Last year, there was a locust invasion in East Africa that experts said was the worst for Kenya in 70 years and at least 25 years for Ethiopia and Somalia.
About the summit, Stiell said the significant pledges made at the event have raised hopes for concrete efforts, but the challenge lies in their actual implementation.
The event brought together leaders and decision-makers from across Africa to confront the climate crisis head-on, providing “an opportunity to lay out not only Africa’s priorities, but also coming forward with solutions,” he said.
“Cross-border collaboration is absolutely essential in the wider climate negotiations, where you have unified regional voices which will culminate in COP28 at the end of the year,” he said, referring to the UN Climate Change Conference to be held in Dubai from Nov. 30 to Dec. 12.
‘Real action on the ground’
The Africa Climate Summit saw “strong leadership from leaders around the region,” said Stiell.
He acknowledged that substantial pledges were made by entities such as the US, UAE and the EU, but cautioned that the real challenge lies in implementation.
The pledges are positive signals but they only scratch the surface of what is needed globally, particularly in supporting vulnerable and developing nations, he added.
What matters is how “that translates into real action on the ground,” he stressed.
Turning to energy initiatives, Stiell said efforts such as the EU’s Green Hydrogen Strategy and Roadmap and the UAE’s $4.5 billion financial support pledge for energy transition are steps in the right direction.
“We also know that what is needed goes far, far beyond those initiatives that come out of events like this, but it certainly sends a very powerful signal,” the UN official emphasized.
At the end of the summit on Wednesday, leaders adopted the Nairobi Declaration which urges global support for Africa.

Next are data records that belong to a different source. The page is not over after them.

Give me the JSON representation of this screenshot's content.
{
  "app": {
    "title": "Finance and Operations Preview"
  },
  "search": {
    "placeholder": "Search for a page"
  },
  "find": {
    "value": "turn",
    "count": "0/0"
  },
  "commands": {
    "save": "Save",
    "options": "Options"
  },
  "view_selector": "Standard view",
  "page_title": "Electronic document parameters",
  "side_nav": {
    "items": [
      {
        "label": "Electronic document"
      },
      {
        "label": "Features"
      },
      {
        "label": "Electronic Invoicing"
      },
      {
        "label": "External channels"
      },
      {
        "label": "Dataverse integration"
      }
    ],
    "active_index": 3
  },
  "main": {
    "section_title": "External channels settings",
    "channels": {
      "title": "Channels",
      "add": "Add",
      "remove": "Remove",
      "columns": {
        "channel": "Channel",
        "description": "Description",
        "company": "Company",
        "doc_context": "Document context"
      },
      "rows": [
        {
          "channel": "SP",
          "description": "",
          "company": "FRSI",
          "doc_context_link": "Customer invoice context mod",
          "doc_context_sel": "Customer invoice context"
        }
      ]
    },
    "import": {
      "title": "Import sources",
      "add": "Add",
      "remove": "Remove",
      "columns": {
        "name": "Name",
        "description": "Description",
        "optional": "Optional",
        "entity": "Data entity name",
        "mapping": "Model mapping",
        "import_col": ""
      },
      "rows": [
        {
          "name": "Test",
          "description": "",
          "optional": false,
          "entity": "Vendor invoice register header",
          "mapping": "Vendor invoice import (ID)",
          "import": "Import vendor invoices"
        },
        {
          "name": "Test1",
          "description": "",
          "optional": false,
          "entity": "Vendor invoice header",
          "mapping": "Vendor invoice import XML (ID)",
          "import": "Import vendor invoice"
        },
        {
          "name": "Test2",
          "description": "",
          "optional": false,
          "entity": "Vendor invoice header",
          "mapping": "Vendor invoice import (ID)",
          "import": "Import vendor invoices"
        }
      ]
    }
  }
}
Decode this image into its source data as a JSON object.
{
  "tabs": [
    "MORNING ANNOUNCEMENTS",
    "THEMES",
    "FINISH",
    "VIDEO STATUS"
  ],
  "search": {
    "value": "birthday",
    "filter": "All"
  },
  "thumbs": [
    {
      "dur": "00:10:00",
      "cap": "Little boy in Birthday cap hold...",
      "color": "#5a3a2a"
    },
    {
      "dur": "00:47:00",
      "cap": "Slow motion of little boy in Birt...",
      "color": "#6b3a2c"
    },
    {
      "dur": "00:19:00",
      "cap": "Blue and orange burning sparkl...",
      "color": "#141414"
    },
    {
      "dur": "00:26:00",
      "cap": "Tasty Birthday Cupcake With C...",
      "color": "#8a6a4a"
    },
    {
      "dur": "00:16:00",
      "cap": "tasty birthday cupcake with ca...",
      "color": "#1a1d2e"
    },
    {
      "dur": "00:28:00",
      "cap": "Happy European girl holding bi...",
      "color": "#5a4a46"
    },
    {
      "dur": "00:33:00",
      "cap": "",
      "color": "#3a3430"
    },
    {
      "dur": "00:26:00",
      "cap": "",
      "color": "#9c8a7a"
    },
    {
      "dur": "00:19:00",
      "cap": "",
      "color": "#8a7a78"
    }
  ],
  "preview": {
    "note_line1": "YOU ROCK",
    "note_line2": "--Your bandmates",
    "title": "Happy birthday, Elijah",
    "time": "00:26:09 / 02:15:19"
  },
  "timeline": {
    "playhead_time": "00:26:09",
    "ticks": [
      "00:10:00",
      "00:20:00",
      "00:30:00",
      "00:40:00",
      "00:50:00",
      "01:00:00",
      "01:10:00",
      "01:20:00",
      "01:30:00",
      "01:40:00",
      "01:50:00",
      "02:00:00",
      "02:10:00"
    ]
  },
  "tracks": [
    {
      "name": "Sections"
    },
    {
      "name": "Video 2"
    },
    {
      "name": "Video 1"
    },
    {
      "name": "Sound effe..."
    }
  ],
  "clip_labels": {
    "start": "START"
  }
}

It proposed “a new financing architecture that is responsive to Africa’s needs including debt restructuring and relief, including the development of a new Global Climate Finance Charter through UNGA (United Nations General Assembly) and COP (Conference of the Parties) processes by 2025.”
The declaration focused on the need for financial support from developed countries, particularly for them to fulfill their commitments to deliver $100 billion in annual climate finance.
Regarding UNFCCC’s role in the fight against climate change, Stiell reiterated the agency’s commitment to support global efforts to reduce emissions and curb global warming.
The UNFCCC mandate includes providing support to developing nations with a focus on local communities, he said.
The agency works to provide “support and space for representation, whether it is from Indigenous peoples, whether it is from communities, cities at sub-national levels,” he added.
“We know that in terms of real action and progress, that happens on the ground within local communities,” Stiell asserted.